Assigned task:
Go through the data below and copy it exactly, skipping every picture.

--- Data extract ---

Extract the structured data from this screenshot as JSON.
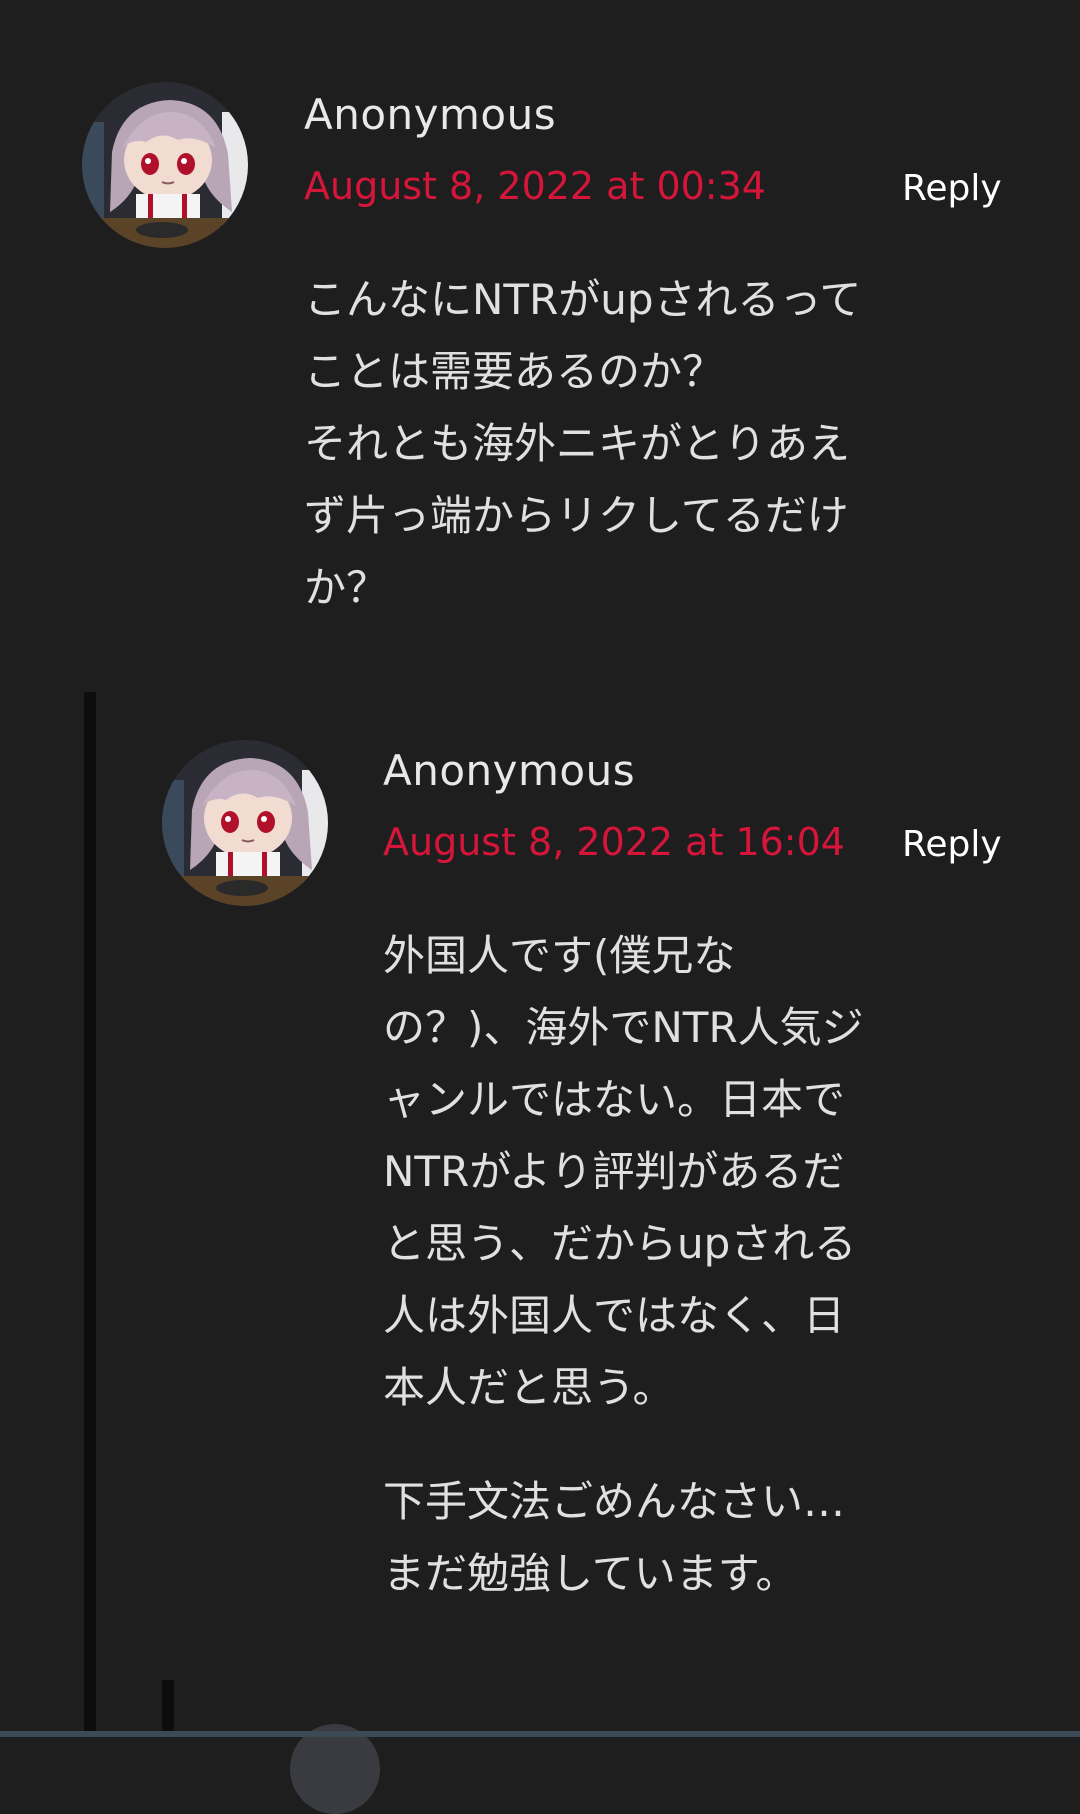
{
  "comments": [
    {
      "author": "Anonymous",
      "date": "August 8, 2022 at 00:34",
      "reply_label": "Reply",
      "avatar_icon": "anime-character-avatar",
      "lines": [
        "こんなにNTRがupされるって",
        "ことは需要あるのか？",
        "それとも海外ニキがとりあえ",
        "ず片っ端からリクしてるだけ",
        "か？"
      ]
    },
    {
      "author": "Anonymous",
      "date": "August 8, 2022 at 16:04",
      "reply_label": "Reply",
      "avatar_icon": "anime-character-avatar",
      "paragraph1_lines": [
        "外国人です(僕兄な",
        "の？)、海外でNTR人気ジ",
        "ャンルではない。日本で",
        "NTRがより評判があるだ",
        "と思う、だからupされる",
        "人は外国人ではなく、日",
        "本人だと思う。"
      ],
      "paragraph2_lines": [
        "下手文法ごめんなさい…",
        "まだ勉強しています。"
      ]
    }
  ],
  "colors": {
    "background": "#1e1e1f",
    "date": "#d6153a",
    "thread_line": "#0d0d0d"
  }
}
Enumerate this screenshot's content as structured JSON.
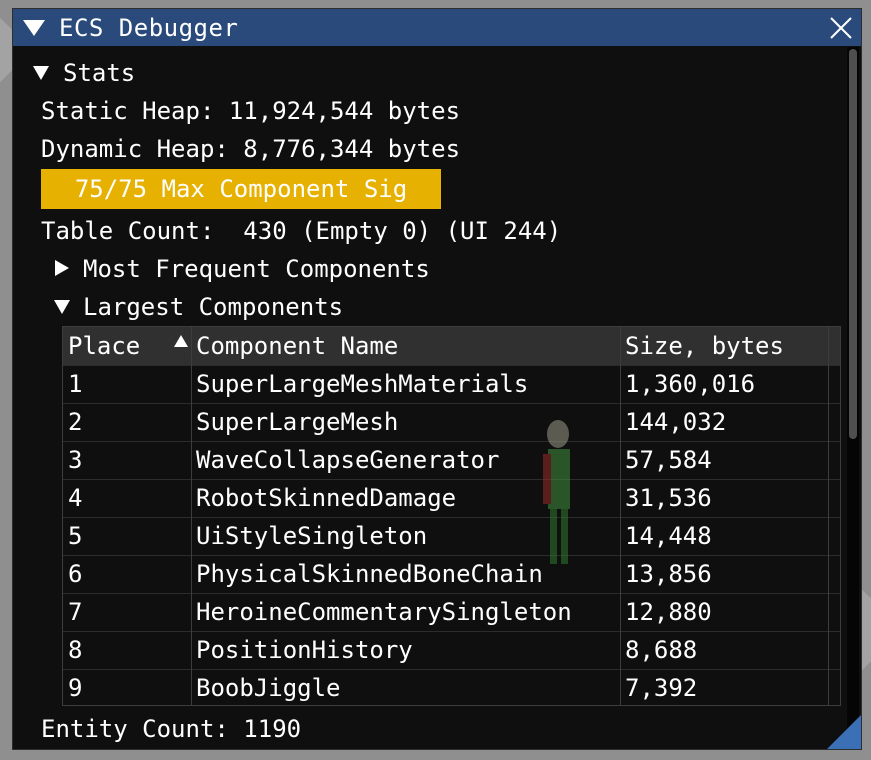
{
  "window": {
    "title": "ECS Debugger",
    "colors": {
      "titlebar": "#294a7a",
      "progress_fill": "#e6b100",
      "resize_grip": "#3b6fb6"
    }
  },
  "stats": {
    "header": "Stats",
    "static_heap": "Static Heap: 11,924,544 bytes",
    "dynamic_heap": "Dynamic Heap: 8,776,344 bytes",
    "component_sig": {
      "label": "75/75 Max Component Sig",
      "value": 75,
      "max": 75
    },
    "table_count": "Table Count:  430 (Empty 0) (UI 244)",
    "most_frequent": "Most Frequent Components",
    "largest": "Largest Components",
    "entity_count": "Entity Count: 1190"
  },
  "largest_table": {
    "columns": [
      "Place",
      "Component Name",
      "Size, bytes"
    ],
    "rows": [
      [
        "1",
        "SuperLargeMeshMaterials",
        "1,360,016"
      ],
      [
        "2",
        "SuperLargeMesh",
        "144,032"
      ],
      [
        "3",
        "WaveCollapseGenerator",
        "57,584"
      ],
      [
        "4",
        "RobotSkinnedDamage",
        "31,536"
      ],
      [
        "5",
        "UiStyleSingleton",
        "14,448"
      ],
      [
        "6",
        "PhysicalSkinnedBoneChain",
        "13,856"
      ],
      [
        "7",
        "HeroineCommentarySingleton",
        "12,880"
      ],
      [
        "8",
        "PositionHistory",
        "8,688"
      ],
      [
        "9",
        "BoobJiggle",
        "7,392"
      ]
    ]
  }
}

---

Task response:
Extract the structured data from this screenshot as JSON.
{
  "comments": [
    {
      "author": "Anonymous",
      "date": "August 8, 2022 at 00:34",
      "reply_label": "Reply",
      "avatar_icon": "anime-character-avatar",
      "lines": [
        "こんなにNTRがupされるって",
        "ことは需要あるのか？",
        "それとも海外ニキがとりあえ",
        "ず片っ端からリクしてるだけ",
        "か？"
      ]
    },
    {
      "author": "Anonymous",
      "date": "August 8, 2022 at 16:04",
      "reply_label": "Reply",
      "avatar_icon": "anime-character-avatar",
      "paragraph1_lines": [
        "外国人です(僕兄な",
        "の？)、海外でNTR人気ジ",
        "ャンルではない。日本で",
        "NTRがより評判があるだ",
        "と思う、だからupされる",
        "人は外国人ではなく、日",
        "本人だと思う。"
      ],
      "paragraph2_lines": [
        "下手文法ごめんなさい…",
        "まだ勉強しています。"
      ]
    }
  ],
  "colors": {
    "background": "#1e1e1f",
    "date": "#d6153a",
    "thread_line": "#0d0d0d"
  }
}
Enumerate this screenshot's content as structured JSON.
{
  "window": {
    "title": "ECS Debugger",
    "colors": {
      "titlebar": "#294a7a",
      "progress_fill": "#e6b100",
      "resize_grip": "#3b6fb6"
    }
  },
  "stats": {
    "header": "Stats",
    "static_heap": "Static Heap: 11,924,544 bytes",
    "dynamic_heap": "Dynamic Heap: 8,776,344 bytes",
    "component_sig": {
      "label": "75/75 Max Component Sig",
      "value": 75,
      "max": 75
    },
    "table_count": "Table Count:  430 (Empty 0) (UI 244)",
    "most_frequent": "Most Frequent Components",
    "largest": "Largest Components",
    "entity_count": "Entity Count: 1190"
  },
  "largest_table": {
    "columns": [
      "Place",
      "Component Name",
      "Size, bytes"
    ],
    "rows": [
      [
        "1",
        "SuperLargeMeshMaterials",
        "1,360,016"
      ],
      [
        "2",
        "SuperLargeMesh",
        "144,032"
      ],
      [
        "3",
        "WaveCollapseGenerator",
        "57,584"
      ],
      [
        "4",
        "RobotSkinnedDamage",
        "31,536"
      ],
      [
        "5",
        "UiStyleSingleton",
        "14,448"
      ],
      [
        "6",
        "PhysicalSkinnedBoneChain",
        "13,856"
      ],
      [
        "7",
        "HeroineCommentarySingleton",
        "12,880"
      ],
      [
        "8",
        "PositionHistory",
        "8,688"
      ],
      [
        "9",
        "BoobJiggle",
        "7,392"
      ]
    ]
  }
}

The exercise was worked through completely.